(Data about app and page elements)

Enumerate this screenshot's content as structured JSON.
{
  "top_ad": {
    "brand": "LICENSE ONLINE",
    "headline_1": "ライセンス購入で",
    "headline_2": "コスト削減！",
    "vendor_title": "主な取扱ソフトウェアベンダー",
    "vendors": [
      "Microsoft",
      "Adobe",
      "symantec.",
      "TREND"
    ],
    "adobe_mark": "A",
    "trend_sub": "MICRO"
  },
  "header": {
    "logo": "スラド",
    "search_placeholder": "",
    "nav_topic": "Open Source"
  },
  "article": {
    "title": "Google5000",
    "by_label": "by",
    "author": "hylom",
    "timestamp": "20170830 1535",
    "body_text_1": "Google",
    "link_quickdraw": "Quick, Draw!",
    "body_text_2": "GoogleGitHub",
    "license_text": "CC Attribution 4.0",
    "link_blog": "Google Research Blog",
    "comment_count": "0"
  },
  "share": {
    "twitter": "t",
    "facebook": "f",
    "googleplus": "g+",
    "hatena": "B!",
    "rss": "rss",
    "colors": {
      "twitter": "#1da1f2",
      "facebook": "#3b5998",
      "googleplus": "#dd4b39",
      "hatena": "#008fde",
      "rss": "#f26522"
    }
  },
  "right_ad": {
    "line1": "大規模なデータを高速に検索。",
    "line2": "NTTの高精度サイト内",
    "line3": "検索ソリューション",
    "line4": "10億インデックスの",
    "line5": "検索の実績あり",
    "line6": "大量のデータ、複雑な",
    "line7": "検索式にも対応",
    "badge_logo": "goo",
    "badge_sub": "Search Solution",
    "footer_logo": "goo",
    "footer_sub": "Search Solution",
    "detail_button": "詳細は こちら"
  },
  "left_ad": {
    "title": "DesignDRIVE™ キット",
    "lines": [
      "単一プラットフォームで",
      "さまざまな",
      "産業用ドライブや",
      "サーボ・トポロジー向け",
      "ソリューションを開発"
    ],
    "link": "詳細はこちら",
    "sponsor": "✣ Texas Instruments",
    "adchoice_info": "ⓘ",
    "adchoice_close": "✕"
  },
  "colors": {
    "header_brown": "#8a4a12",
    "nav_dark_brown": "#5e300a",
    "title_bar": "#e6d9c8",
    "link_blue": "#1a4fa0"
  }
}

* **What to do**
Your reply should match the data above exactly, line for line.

* **Response**
Enumerate this screenshot's content as structured JSON.
{
  "top_ad": {
    "brand": "LICENSE ONLINE",
    "headline_1": "ライセンス購入で",
    "headline_2": "コスト削減！",
    "vendor_title": "主な取扱ソフトウェアベンダー",
    "vendors": [
      "Microsoft",
      "Adobe",
      "symantec.",
      "TREND"
    ],
    "adobe_mark": "A",
    "trend_sub": "MICRO"
  },
  "header": {
    "logo": "スラド",
    "search_placeholder": "",
    "nav_topic": "Open Source"
  },
  "article": {
    "title": "Google5000",
    "by_label": "by",
    "author": "hylom",
    "timestamp": "20170830 1535",
    "body_text_1": "Google",
    "link_quickdraw": "Quick, Draw!",
    "body_text_2": "GoogleGitHub",
    "license_text": "CC Attribution 4.0",
    "link_blog": "Google Research Blog",
    "comment_count": "0"
  },
  "share": {
    "twitter": "t",
    "facebook": "f",
    "googleplus": "g+",
    "hatena": "B!",
    "rss": "rss",
    "colors": {
      "twitter": "#1da1f2",
      "facebook": "#3b5998",
      "googleplus": "#dd4b39",
      "hatena": "#008fde",
      "rss": "#f26522"
    }
  },
  "right_ad": {
    "line1": "大規模なデータを高速に検索。",
    "line2": "NTTの高精度サイト内",
    "line3": "検索ソリューション",
    "line4": "10億インデックスの",
    "line5": "検索の実績あり",
    "line6": "大量のデータ、複雑な",
    "line7": "検索式にも対応",
    "badge_logo": "goo",
    "badge_sub": "Search Solution",
    "footer_logo": "goo",
    "footer_sub": "Search Solution",
    "detail_button": "詳細は こちら"
  },
  "left_ad": {
    "title": "DesignDRIVE™ キット",
    "lines": [
      "単一プラットフォームで",
      "さまざまな",
      "産業用ドライブや",
      "サーボ・トポロジー向け",
      "ソリューションを開発"
    ],
    "link": "詳細はこちら",
    "sponsor": "✣ Texas Instruments",
    "adchoice_info": "ⓘ",
    "adchoice_close": "✕"
  },
  "colors": {
    "header_brown": "#8a4a12",
    "nav_dark_brown": "#5e300a",
    "title_bar": "#e6d9c8",
    "link_blue": "#1a4fa0"
  }
}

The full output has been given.